┌─ TASK INPUT
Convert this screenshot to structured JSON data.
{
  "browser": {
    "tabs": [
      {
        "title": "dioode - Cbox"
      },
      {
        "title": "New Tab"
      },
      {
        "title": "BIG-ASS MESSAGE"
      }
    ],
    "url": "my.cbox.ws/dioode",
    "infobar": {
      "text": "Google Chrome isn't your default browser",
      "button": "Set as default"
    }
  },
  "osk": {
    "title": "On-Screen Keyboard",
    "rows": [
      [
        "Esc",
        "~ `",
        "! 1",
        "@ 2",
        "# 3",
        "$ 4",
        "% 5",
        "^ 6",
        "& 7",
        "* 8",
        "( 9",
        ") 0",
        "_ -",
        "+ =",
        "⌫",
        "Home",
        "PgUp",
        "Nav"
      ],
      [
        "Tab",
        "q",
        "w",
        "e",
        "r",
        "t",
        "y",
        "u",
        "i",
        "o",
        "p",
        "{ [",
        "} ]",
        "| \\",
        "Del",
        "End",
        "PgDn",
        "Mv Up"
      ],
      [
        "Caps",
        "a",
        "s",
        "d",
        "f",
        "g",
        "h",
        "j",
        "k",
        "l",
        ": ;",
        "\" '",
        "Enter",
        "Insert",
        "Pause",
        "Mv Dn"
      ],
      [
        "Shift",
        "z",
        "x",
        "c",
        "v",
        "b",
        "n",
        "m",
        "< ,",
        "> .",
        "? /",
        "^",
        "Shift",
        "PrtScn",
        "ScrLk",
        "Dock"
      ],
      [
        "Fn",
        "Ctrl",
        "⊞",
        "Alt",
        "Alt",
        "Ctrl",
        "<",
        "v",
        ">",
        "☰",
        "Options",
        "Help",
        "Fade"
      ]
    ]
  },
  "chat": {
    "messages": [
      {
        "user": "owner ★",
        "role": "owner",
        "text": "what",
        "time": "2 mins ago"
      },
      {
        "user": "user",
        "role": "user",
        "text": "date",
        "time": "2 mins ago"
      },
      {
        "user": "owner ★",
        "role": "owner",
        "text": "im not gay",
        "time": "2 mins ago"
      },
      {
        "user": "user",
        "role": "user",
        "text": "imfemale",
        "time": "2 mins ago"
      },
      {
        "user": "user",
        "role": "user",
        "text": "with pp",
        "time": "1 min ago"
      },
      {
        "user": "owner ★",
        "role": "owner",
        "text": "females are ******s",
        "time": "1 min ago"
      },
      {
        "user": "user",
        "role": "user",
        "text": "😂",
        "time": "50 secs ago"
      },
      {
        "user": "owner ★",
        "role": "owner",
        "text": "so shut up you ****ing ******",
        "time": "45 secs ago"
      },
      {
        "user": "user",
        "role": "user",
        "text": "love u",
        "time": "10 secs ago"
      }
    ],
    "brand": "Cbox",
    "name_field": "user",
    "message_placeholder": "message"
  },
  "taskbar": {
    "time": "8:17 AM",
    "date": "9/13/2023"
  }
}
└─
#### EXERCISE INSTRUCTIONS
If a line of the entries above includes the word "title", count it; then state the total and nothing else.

#### TASK RESULT
4